    Career Services prepares students for on-campus and virtual interviews by reviewing resumes, helping students identify employers who are a good match with their career goals, one-on-one coaching with interviewing skills, coaching regarding ways to gain experiences that will build a strong resume, and providing an array of information resources to students.

  • 6. Does the same counselor work with you throughout law school?

    You are assigned to a specific counselor in your first year, who works with you to identify your career goals and strategies to achieve them. As specific questions arise, the counselors work together as a team to give you the best advice, and you might speak with additional counselors who can provide expertise in your areas of interest.
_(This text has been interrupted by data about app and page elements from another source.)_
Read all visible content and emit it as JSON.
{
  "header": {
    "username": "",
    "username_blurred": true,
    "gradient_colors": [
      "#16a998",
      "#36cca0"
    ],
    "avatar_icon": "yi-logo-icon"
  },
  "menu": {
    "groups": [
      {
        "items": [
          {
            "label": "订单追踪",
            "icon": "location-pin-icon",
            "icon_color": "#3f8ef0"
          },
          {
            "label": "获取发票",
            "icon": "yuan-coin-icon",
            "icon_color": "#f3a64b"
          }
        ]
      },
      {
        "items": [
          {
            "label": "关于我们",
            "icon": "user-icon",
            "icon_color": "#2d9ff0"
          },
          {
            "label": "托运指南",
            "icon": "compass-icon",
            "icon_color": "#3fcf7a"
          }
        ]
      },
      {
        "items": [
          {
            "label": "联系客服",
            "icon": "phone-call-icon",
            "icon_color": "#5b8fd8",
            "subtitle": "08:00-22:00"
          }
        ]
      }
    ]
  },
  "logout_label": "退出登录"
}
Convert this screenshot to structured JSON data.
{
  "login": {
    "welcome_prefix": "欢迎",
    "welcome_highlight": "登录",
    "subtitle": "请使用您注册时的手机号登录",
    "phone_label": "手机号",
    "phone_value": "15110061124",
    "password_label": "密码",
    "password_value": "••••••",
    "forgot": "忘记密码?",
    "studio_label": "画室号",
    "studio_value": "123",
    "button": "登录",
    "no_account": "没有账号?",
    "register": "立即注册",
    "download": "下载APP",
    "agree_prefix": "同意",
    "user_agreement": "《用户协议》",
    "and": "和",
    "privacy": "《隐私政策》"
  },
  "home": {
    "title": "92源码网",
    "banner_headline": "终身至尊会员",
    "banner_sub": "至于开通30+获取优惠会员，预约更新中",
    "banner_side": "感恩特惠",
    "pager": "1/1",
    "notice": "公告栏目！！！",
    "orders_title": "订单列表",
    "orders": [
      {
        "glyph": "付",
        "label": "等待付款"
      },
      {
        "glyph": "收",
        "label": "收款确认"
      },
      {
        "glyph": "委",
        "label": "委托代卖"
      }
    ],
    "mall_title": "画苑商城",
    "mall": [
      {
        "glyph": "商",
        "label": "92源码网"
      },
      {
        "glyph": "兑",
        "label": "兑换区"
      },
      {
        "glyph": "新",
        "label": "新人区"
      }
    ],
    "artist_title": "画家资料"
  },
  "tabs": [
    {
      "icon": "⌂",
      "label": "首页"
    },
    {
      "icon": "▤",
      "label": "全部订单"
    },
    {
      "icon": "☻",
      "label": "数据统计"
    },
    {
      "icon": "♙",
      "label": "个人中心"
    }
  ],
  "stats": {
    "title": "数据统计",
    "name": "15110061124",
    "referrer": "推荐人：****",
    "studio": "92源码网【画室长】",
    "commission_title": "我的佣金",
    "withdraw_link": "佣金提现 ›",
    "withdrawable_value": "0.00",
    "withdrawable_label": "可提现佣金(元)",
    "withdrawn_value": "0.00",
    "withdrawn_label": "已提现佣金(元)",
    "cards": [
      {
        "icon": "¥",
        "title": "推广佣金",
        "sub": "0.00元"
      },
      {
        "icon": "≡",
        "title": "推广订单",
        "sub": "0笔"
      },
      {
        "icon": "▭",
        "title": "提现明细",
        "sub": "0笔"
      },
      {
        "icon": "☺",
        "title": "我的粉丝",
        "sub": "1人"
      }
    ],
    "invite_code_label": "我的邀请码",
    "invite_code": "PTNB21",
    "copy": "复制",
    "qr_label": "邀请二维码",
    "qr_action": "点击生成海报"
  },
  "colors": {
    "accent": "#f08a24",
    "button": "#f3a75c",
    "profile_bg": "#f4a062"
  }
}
  • 7. Does Vanderbilt have a program for students interested in pursuing judicial clerkships?

    Yes. Typically, 10% to 20% of our students obtain judicial clerkships each year. Over the past eight years, Vanderbilt has placed students in all but one of the U.S. Courts of Appeals; three Vanderbilt graduates have also clerked for Supreme Court justices, and a 2005 graduate was named a Bristow Fellow.

    Our faculty takes an active leadership role in our judicial clerkship program, working closely with students interested in clerkships. Vanderbilt Law School's clerkship program is directed by Michael Bressman, a member of our clinical faculty. Professor Bressman and other faculty members are committed to working with interested students to identify and secure clerkships that will further their career goals.
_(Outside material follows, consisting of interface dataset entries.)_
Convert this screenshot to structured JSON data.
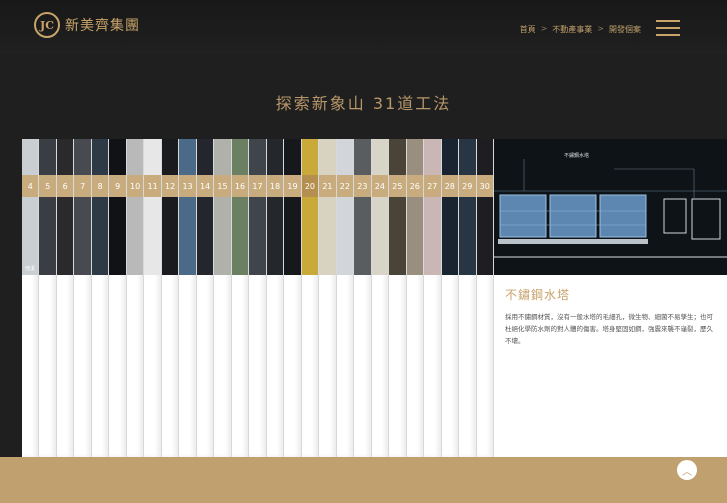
{
  "brand": {
    "name": "新美齊集團",
    "mark": "JC"
  },
  "breadcrumb": [
    {
      "label": "首頁"
    },
    {
      "label": "不動產事業"
    },
    {
      "label": "開發個案"
    }
  ],
  "breadcrumb_separator": ">",
  "menu": {
    "icon": "hamburger-menu-icon"
  },
  "page": {
    "title": "探索新象山  31道工法"
  },
  "strips": [
    {
      "number": "4",
      "label": "他潔",
      "photo": "#c9ced3"
    },
    {
      "number": "5",
      "label": "",
      "photo": "#3a3e44"
    },
    {
      "number": "6",
      "label": "",
      "photo": "#2a2a2c"
    },
    {
      "number": "7",
      "label": "",
      "photo": "#474b51"
    },
    {
      "number": "8",
      "label": "",
      "photo": "#2f3a47"
    },
    {
      "number": "9",
      "label": "",
      "photo": "#101216"
    },
    {
      "number": "10",
      "label": "",
      "photo": "#b9b9b9"
    },
    {
      "number": "11",
      "label": "",
      "photo": "#e7e7e7"
    },
    {
      "number": "12",
      "label": "",
      "photo": "#1a1b1f"
    },
    {
      "number": "13",
      "label": "",
      "photo": "#4b6a88"
    },
    {
      "number": "14",
      "label": "",
      "photo": "#23272d"
    },
    {
      "number": "15",
      "label": "",
      "photo": "#b1b1ac"
    },
    {
      "number": "16",
      "label": "",
      "photo": "#6b7f62"
    },
    {
      "number": "17",
      "label": "",
      "photo": "#3f454a"
    },
    {
      "number": "18",
      "label": "",
      "photo": "#24282c"
    },
    {
      "number": "19",
      "label": "",
      "photo": "#16181b"
    },
    {
      "number": "20",
      "label": "",
      "photo": "#c9a93a"
    },
    {
      "number": "21",
      "label": "",
      "photo": "#d8d2c0"
    },
    {
      "number": "22",
      "label": "",
      "photo": "#d2d6da"
    },
    {
      "number": "23",
      "label": "",
      "photo": "#595d60"
    },
    {
      "number": "24",
      "label": "",
      "photo": "#d9d4c8"
    },
    {
      "number": "25",
      "label": "",
      "photo": "#4a4438"
    },
    {
      "number": "26",
      "label": "",
      "photo": "#9a8f7f"
    },
    {
      "number": "27",
      "label": "",
      "photo": "#cbb6b6"
    },
    {
      "number": "28",
      "label": "",
      "photo": "#1a2430"
    },
    {
      "number": "29",
      "label": "",
      "photo": "#283544"
    },
    {
      "number": "30",
      "label": "",
      "photo": "#1e1e22"
    }
  ],
  "feature": {
    "title": "不鏽鋼水塔",
    "image_label": "不鏽鋼水塔",
    "description": "採用不鏽鋼材質，沒有一般水塔的毛細孔，微生物、細菌不易孳生；也可杜絕化學防水劑的對人體的傷害。塔身堅固如鋼，強震來襲不龜裂，歷久不壞。"
  },
  "colors": {
    "accent": "#c8a46a",
    "footer": "#c0a06e",
    "strip_number": "#c9ac7e"
  },
  "scroll_top": {
    "icon": "chevron-up-icon",
    "glyph": "︿"
  }
}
  • 8. Do students who need it receive coaching in business or personal etiquette? How is that handled?

    In addition to special activities for 1Ls, such as the annual “Business Etiquette Dinner,” your Career Services counselor provides one-on-one coaching and delivers feedback from prospective employers.
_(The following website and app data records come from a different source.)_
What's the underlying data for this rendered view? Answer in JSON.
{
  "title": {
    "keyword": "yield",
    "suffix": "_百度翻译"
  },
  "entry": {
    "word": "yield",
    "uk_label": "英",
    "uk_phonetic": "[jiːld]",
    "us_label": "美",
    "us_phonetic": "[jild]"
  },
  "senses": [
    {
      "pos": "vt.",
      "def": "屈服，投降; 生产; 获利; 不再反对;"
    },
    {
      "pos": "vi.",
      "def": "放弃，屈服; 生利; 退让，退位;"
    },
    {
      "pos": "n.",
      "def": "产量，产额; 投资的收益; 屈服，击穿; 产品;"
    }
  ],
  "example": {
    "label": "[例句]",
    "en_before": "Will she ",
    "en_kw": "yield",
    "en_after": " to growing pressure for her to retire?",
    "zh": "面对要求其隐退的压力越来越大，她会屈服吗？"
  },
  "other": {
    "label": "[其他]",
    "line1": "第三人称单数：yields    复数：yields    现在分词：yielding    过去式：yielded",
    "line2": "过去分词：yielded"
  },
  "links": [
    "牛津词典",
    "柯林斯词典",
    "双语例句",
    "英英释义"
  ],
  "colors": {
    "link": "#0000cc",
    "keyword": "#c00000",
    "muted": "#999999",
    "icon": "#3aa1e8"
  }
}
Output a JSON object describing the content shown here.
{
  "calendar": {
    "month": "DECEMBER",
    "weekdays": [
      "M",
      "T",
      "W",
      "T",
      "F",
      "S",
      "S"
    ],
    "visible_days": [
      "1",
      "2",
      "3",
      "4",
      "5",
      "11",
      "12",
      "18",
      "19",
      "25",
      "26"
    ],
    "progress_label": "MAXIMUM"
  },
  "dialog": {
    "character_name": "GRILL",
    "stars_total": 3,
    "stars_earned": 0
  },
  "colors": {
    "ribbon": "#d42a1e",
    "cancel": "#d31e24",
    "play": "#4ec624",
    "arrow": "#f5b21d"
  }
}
  • 9. Are there formal mentoring programs available?

    Vanderbilt Law School's open-door policy is specifically designed to support mentoring relationships with faculty members. In addition, alumni are encouraged to participate in one-on-one mentoring programs. Alumni who visit the law school to speak and who serve as members of the adjunct faculty also work informally with students as mentors.

  • 10. Do Vanderbilt students have opportunities to gain practical legal experience?

    Vanderbilt's Clinical Legal Education Program offers students opportunities to represent clients under close supervision by members of the clinical faculty—and to explore the role of attorneys in shaping public policy. Students may choose from several practice areas, including civil, criminal, international, juvenile, domestic violence, business law, and community and economic development. By participating in clinics, students learn basic lawyering skills, such as interviewing, negotiation and case preparation. They also become familiar with the way the legal system works and the various participants in the legal system; and their professional responsibilities as attorneys. Vanderbilt's International Practice Lab allows students to complete two substantive legal research projects that support high-profile clients with pressing needs.

    Vanderbilt Law School's Externship Program provides opportunities for students to work under the supervision of faculty mentors and site supervisors in legal venues in Nashville and elsewhere in the U.S., at the International Criminal Tribunal at The Hague, and in other public sectors. Students receive credit for working in judicial chambers, public defenders' and prosecutors' offices, and in other governmental and not-for-profit programs. These experiences allow students to develop their legal skills while gaining an understanding of the work of judges, attorneys and diplomats. Externship programs run throughout the calendar year.

Career Services News